START STUDY MATERIAL
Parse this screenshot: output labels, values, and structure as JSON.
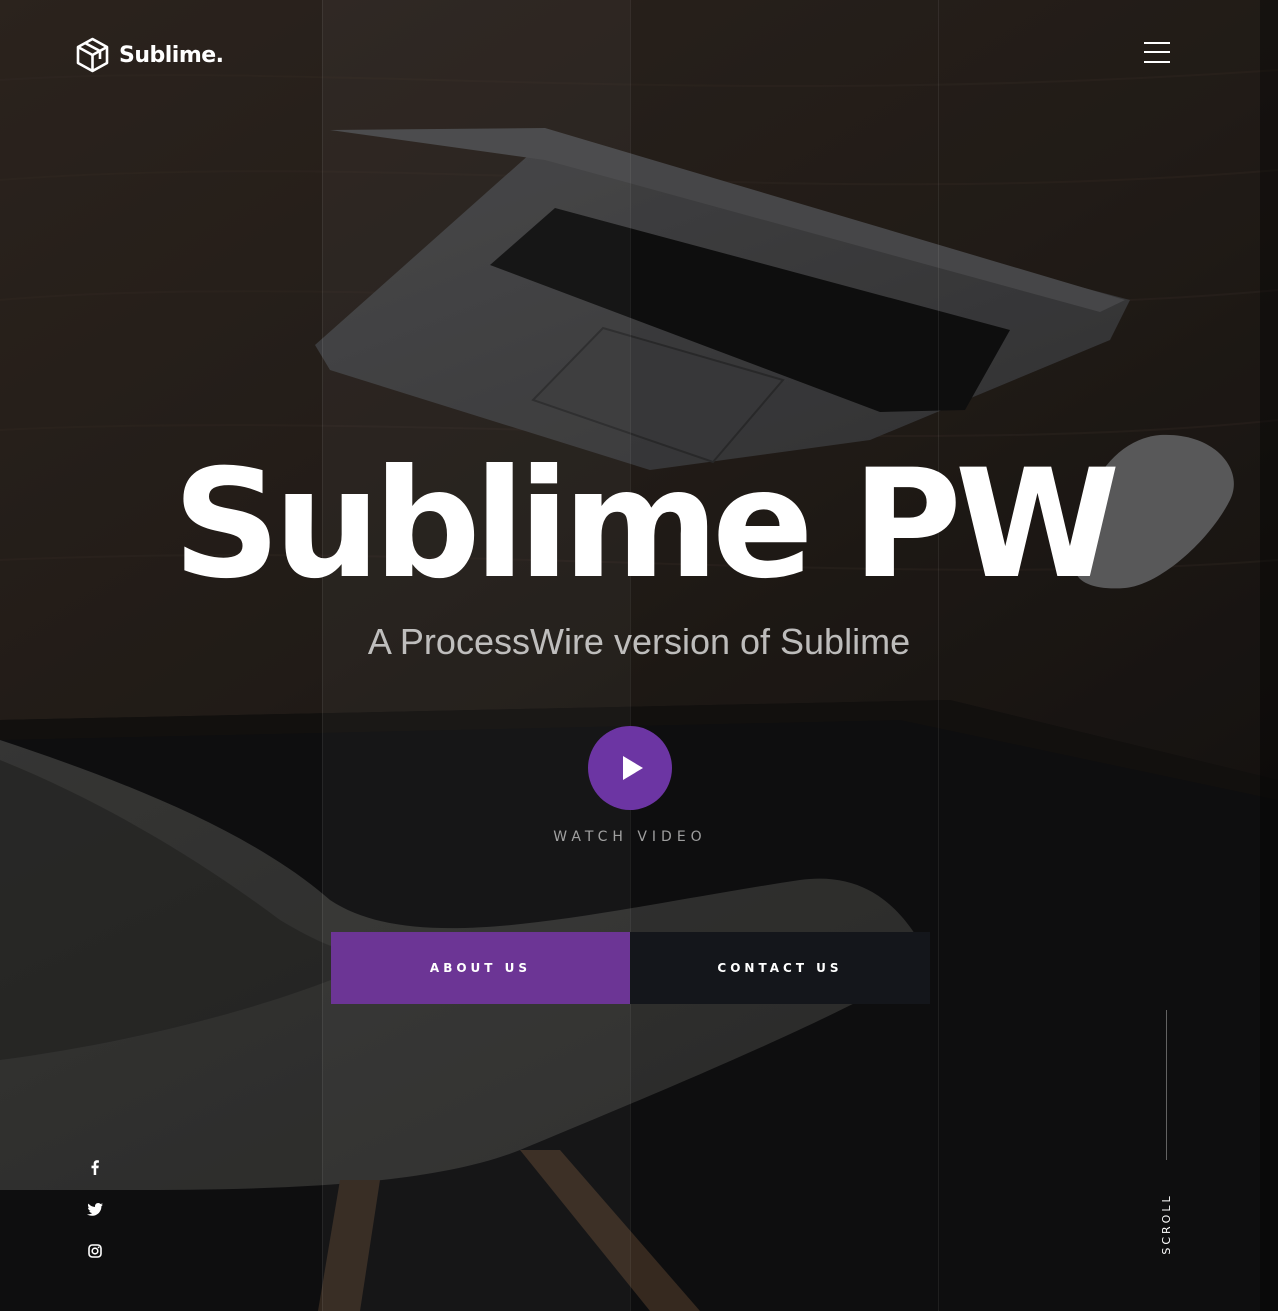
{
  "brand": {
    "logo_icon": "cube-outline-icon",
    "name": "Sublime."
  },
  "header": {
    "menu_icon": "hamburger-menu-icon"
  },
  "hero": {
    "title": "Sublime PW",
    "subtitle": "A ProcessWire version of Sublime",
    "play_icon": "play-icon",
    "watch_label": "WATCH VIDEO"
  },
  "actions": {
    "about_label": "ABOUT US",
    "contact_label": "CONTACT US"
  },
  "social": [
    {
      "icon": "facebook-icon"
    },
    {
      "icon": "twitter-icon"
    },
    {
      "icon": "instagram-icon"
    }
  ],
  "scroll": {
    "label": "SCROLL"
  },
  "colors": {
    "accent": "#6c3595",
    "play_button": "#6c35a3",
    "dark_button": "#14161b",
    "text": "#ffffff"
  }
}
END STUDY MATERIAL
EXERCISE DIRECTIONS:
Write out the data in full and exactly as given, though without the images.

SOLUTION TO THIS TASK:
Parse this screenshot: output labels, values, and structure as JSON.
{
  "brand": {
    "logo_icon": "cube-outline-icon",
    "name": "Sublime."
  },
  "header": {
    "menu_icon": "hamburger-menu-icon"
  },
  "hero": {
    "title": "Sublime PW",
    "subtitle": "A ProcessWire version of Sublime",
    "play_icon": "play-icon",
    "watch_label": "WATCH VIDEO"
  },
  "actions": {
    "about_label": "ABOUT US",
    "contact_label": "CONTACT US"
  },
  "social": [
    {
      "icon": "facebook-icon"
    },
    {
      "icon": "twitter-icon"
    },
    {
      "icon": "instagram-icon"
    }
  ],
  "scroll": {
    "label": "SCROLL"
  },
  "colors": {
    "accent": "#6c3595",
    "play_button": "#6c35a3",
    "dark_button": "#14161b",
    "text": "#ffffff"
  }
}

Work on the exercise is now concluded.